Green securitisations could be one of the most effective potential means to harness small scale developments like green mortgages, residential rooftop solar energy and small SME loans for energy storage projects. The aggregation of smaller-scale projects could generate an attractive structure and size for institutional investors, mobilising finance that would otherwise not be available for sustainable purposes. Such aggregation would benefit from the development of a securitisation mechanism for green loans.
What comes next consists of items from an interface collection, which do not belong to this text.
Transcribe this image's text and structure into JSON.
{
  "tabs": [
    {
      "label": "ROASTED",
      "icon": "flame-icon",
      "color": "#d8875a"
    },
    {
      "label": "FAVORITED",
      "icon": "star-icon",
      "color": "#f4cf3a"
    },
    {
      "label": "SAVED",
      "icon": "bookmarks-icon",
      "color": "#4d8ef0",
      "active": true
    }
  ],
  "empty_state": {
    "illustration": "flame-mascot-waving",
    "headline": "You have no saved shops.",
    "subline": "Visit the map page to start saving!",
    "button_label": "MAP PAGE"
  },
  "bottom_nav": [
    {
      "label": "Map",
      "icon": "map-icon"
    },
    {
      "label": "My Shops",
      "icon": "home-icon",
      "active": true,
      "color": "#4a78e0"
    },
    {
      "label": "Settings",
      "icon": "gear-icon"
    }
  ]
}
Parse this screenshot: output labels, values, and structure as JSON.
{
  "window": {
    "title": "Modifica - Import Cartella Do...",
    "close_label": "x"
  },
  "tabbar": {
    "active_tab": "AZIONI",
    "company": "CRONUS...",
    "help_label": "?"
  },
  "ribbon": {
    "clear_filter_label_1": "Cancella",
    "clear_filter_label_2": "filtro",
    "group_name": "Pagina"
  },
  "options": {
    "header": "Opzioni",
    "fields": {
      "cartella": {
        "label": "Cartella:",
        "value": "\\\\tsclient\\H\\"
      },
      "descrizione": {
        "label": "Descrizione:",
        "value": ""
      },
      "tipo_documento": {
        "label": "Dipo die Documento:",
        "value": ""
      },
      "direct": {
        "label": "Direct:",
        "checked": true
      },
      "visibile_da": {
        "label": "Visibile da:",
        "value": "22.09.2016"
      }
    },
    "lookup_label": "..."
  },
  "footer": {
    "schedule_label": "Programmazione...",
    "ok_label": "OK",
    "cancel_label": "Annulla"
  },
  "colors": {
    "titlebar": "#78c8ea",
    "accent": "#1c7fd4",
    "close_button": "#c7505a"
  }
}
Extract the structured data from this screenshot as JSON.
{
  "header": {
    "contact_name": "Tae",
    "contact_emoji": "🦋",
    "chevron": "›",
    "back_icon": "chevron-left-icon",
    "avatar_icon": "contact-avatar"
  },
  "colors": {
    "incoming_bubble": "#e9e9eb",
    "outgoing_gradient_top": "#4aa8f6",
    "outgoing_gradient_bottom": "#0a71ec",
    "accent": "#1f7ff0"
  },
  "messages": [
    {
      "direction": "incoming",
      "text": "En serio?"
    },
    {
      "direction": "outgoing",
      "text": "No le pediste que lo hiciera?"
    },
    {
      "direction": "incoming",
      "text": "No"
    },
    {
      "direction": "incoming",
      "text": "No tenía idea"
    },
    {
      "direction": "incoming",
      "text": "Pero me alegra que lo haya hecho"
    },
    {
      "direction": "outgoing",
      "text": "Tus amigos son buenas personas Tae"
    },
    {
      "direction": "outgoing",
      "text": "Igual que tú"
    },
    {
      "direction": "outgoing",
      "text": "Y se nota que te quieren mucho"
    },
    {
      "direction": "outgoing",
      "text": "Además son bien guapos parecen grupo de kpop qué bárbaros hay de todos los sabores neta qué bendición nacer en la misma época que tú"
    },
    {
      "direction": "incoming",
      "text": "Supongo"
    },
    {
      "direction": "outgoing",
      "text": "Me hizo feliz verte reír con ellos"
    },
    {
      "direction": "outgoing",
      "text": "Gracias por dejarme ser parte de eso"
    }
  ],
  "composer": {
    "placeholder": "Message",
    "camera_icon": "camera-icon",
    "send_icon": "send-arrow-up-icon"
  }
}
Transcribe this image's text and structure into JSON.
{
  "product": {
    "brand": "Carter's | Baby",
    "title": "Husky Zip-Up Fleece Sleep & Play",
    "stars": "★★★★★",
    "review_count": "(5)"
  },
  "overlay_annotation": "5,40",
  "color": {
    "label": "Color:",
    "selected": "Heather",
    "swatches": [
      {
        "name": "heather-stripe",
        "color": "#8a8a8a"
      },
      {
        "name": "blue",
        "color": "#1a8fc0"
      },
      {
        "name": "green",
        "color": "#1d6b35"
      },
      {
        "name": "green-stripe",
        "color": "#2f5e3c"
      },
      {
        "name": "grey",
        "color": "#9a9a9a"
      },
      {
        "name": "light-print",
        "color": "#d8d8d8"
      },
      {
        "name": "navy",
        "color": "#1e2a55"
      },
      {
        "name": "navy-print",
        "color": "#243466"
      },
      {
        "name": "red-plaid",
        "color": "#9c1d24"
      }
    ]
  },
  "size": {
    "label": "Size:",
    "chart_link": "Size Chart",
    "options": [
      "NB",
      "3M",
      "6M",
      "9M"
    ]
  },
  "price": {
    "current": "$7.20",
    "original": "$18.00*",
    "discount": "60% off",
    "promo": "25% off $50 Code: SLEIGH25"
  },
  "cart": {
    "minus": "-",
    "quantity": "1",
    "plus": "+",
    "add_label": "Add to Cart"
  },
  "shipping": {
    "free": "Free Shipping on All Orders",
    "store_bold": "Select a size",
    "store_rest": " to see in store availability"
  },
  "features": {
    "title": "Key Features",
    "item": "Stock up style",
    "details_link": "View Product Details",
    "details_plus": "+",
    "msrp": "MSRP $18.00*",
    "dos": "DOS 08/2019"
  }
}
The European Green Loan Securitisation Framework could be a powerful tool and act as a multiplier to fund sustainable assets as well as the transition efforts to increase sustainability further. However, the recently revised securitisation framework is not sufficiently attractive to issuers or investors and is unlikely to incentivise securitisation. It needs to be reviewed to encourage financing of sustainable assets and its subsequent refinancing through securitisation.
Further review of the securitisation framework in Europe should, therefore, be anticipated as a priority in future legislation. In order to do that, a regulatory mistrust towards securitisation has to be overcome first. A true political will to develop capital markets by eliminating all the existing barriers is a first necessary precondition for any further progress. Only then can any technical solutions (also “green and sustainable”) be envisaged.
The Simple, Transparent and Standard (STS) Securitisation Regulation, which entered into force in January 2019, aims at creating a label that will give investors more assurance regarding quality. However, the STS Regulation will not help re-launch the securitisation market in Europe. It introduces so many regulatory and operational constraints that it is more likely to disincentivise securitisation issuances further. Issuing an STS securitisation is extremely demanding and operationally constraining. It requires meeting more than 100 criteria with very limited benefits in terms of cost and capital.
In addition, current capital requirements for transactions meeting the “best in class” STS criteria remain significantly higher than those for other high-quality fixed-income investments: if a bank holds a securitised product on its balance sheet, it is extremely punitive to its regulatory Liquidity Coverage Ratio. STS is qualified as HQLA Level 2b, with a haircut of 25% (residential loans, fully guaranteed residential loans, auto loans) or 35% (loans to SMEs, other consumer loans etc.).
Potential of the securitisation in promoting sustainable finance
The volume of loans for sustainable finance will increase and represent a potential for the development of the European securitisation market for green loans, provided that the current regulatory constraints on the use of the STS label are addressed.
Now that the STS regulation is in force, the application of this label should be reviewed and further developed, building on the substantial potential of securitisation in promoting sustainable finance.
Different technical solutions could be envisaged. The development of sustainable finance could be facilitated by the setting up of a European Securitisation Mechanism for Green Loans with an additional Green European modified STS label, in a similar way to the Green Bond label, and a possible guarantee of a recognised public body, for example, the European Investment Bank.
The great advantage of such an initiative would be to allow both the development of a market financing solution, targeted by the Capital Market Union and the support of sustainable finance.
The additional green STS-improved securitisation label would attract investment funds targeting green investments. The public organisation guaranteeing the securitisation could also play a role in certifying that the green securitisation criteria are met. Alternatively, an accreditation regime for external reviewers could be envisaged in the way that it is for the EU Green Bond Standard.
Preferential prudential treatment to support the development of green securitisation market
The merits of securitising a “sustainable” underlying pool should be recognised after the (reviewed) eligibility criteria for obtaining the STS label have been fulfilled. For the qualifying sustainable securitisation, the preferential prudential treatment should be further improved compared to the simple STS label.
We are suggesting adapting the securitisation framework, notably by:
- allowing prudential deconsolidation and capital relief for the originating bank (for both synthetic and cash securitisations), on the basis of reviewed criteria to assess the Significant Risk Transfer;
- removing current disincentives in the regulatory treatment for investors (for instance in the liquidity framework and in Solvency 2).
The improvement of the current securitisation framework will enable banks to securitise a pool of green loans, in order to free up the capital to be used for new green loans’ financing. The proposed European securitisation mechanism for green loans would benefit from an increasing underlying volume of assets in banking balance sheets. This increase should be regarded as a common objective of banks, legislators, regulators and supervisors.